Albert Einstein changed Physics forever when he published the theory of special relativity, which showed that mass and energy were interchangeable. This meant that since mass could be converted to energy, the law of conservation of mass was in fact no different from the law of conservation of energy. The equation E=mc2 showed that even a particle at rest has energy, that Einstein named rest energy.
As you already know E=mc2 You hear the formula all the time but what do the variables mean? • E = energy (measured in joules, J) • m = mass (measured in kilograms, kg) • c = speed of light (measured in meters per second, ms-1) Note: speed of light has a constant value in a vacuum of 299 792 458 ms-1.

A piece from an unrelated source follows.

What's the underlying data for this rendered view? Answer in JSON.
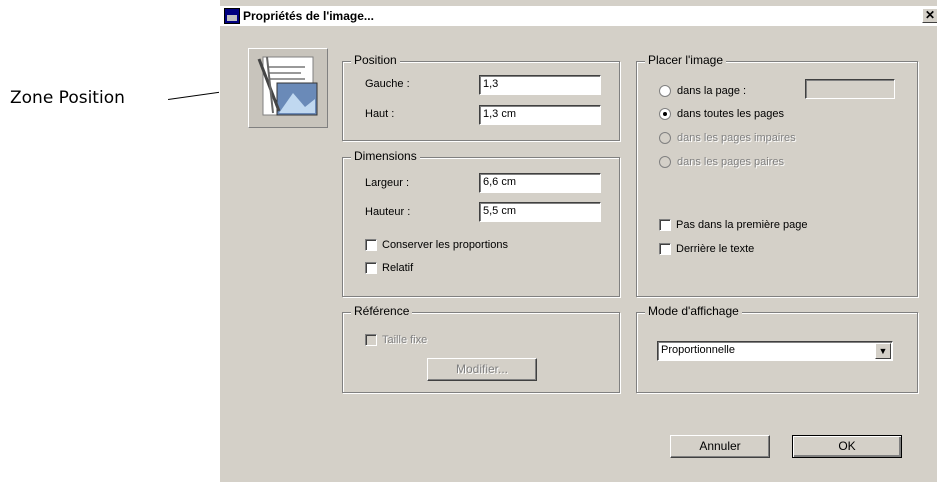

Upon further reflection, the implications of the equation E=mc2 are staggering. Physicists would conclude that matter is nothing but the condensation of vast amounts of energy, so in other words, if one could somehow unlock all the energy stored in an alkaline AAA battery’s mass that would erupt with force comparable to an atomic bomb. The most infamous use of this principle was during world war 2 when the worlds first deployed atomic bomb was dropped on Hiroshima, this bomb had the energy of 84TJ. Now if we were to take a regular alkaline AAA battery of mass 11.5 grams, such a battery would have a rest energy of 1.03 * 1015 joules (Verify with the E=mc2 calculator). Hence if one were able to unlock all the energy in the mass of an alkaline AAA battery (Currently impossible), one would cause destruction equivalent to 12 of the nuclear bombs that were dropped on Hiroshima. Nuclear power plants are a Morden day example of this principle in action. This helped the scientific community better understand the universe and develop innovations such as the Global Positioning System (GPS). It helped us understand distant phenomena like stars not running out of hydrogen even after billions of years and things close to us like radioactive decay lasting hundreds of years.